Inflammatory response

The main concern used to be that antibodies against an AAV or its cargo would prevent the gene therapy from working or preclude the possibility of giving multiple doses, said Wright. But more recently, researchers have realized that antibodies could stimulate the production of inflammatory molecules, activate cell-death pathways and trigger the development of killer T cells that could target AAV-containing cells for destruction.

Researchers at the ASGCT meeting reported efforts to tackle this inflammation from a variety of angles. Some are looking for alternatives to AAVs, and Collins noted that the NIH’s Somatic Cell Genome Editing programme is studying both viral and non-viral vectors.

Suppressed immunity

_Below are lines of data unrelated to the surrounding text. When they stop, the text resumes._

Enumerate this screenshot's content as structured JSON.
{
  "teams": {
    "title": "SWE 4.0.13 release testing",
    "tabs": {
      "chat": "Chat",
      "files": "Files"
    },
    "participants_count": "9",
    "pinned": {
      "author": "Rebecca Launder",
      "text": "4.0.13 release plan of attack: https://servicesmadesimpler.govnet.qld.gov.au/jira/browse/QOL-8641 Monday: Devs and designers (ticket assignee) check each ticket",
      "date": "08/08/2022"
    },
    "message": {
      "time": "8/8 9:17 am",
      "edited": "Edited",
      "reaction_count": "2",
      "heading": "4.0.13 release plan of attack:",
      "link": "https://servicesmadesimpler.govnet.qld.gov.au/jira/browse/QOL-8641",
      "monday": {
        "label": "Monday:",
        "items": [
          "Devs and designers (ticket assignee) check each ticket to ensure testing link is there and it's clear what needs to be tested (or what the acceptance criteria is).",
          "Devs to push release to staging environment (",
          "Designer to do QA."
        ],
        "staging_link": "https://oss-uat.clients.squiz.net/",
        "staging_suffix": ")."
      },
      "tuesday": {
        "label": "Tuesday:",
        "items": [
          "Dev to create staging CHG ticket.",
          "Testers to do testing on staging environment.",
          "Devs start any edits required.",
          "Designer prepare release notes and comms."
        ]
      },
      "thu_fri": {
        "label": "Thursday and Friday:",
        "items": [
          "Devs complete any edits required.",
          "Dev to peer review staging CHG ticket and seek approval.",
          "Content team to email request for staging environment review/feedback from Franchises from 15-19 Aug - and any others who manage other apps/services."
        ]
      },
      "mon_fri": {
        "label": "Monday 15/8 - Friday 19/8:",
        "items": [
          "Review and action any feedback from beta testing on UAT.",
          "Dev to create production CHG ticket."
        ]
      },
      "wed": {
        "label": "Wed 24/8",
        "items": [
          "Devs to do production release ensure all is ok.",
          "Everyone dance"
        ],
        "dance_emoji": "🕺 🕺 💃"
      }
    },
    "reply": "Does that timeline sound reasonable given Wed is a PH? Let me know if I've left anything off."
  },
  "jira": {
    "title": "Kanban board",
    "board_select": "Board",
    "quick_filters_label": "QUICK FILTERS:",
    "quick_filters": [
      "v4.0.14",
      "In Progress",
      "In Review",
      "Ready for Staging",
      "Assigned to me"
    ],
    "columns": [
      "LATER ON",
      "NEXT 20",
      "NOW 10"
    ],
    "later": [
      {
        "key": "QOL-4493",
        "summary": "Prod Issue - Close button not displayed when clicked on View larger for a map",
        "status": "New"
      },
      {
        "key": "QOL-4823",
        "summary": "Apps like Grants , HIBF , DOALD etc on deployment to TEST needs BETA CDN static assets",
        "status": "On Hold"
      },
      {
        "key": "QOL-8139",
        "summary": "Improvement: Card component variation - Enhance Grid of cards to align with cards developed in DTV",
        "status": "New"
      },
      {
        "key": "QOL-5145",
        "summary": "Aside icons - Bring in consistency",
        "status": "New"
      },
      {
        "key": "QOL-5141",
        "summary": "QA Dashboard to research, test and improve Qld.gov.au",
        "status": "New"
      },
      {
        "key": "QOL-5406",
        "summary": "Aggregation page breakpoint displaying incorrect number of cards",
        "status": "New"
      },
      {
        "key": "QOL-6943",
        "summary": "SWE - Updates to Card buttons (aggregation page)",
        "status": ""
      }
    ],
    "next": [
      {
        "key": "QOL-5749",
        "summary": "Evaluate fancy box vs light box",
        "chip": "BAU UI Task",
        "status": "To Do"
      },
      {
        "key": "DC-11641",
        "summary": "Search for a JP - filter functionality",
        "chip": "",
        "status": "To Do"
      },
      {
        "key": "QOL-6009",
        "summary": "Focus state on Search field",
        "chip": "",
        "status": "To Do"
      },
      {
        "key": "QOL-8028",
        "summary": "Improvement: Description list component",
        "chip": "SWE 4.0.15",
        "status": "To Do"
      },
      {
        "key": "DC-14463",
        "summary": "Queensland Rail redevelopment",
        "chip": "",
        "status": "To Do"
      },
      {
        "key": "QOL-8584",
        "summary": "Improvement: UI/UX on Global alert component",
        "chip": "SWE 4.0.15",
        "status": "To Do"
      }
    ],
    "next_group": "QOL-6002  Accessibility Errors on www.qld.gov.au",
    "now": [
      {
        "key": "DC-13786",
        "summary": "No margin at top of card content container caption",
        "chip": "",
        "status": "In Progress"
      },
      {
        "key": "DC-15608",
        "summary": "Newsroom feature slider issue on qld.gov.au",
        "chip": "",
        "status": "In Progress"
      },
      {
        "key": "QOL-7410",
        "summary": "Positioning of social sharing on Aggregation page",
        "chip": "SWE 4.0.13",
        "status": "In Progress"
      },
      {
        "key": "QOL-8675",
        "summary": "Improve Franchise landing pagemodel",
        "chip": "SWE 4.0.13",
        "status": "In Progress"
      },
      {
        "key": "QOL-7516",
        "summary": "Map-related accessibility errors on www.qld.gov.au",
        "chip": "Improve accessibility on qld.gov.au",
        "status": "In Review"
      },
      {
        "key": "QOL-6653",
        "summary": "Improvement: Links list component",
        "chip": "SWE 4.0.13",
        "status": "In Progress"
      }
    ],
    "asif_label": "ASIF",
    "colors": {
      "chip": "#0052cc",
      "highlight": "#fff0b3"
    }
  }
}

Others are working on ways to suppress harmful immune responses. Gene therapies are often given with immunosuppressants such as steroids, but there are concerns that such treatments are sometimes ineffective, and can render recipients vulnerable to infection. Anastasia Conti, who studies stem cells at the San Raffaele Telethon Institute for Gene Therapy in Milan, Italy, reported at the ASGCT meeting that a drug called anakinra reduced inflammation triggered by gene editing. The drug might also enhance the potency of gene-editing treatment by reducing the number of edited blood stem cells that become senescent — meaning that they are still alive but have stopped dividing.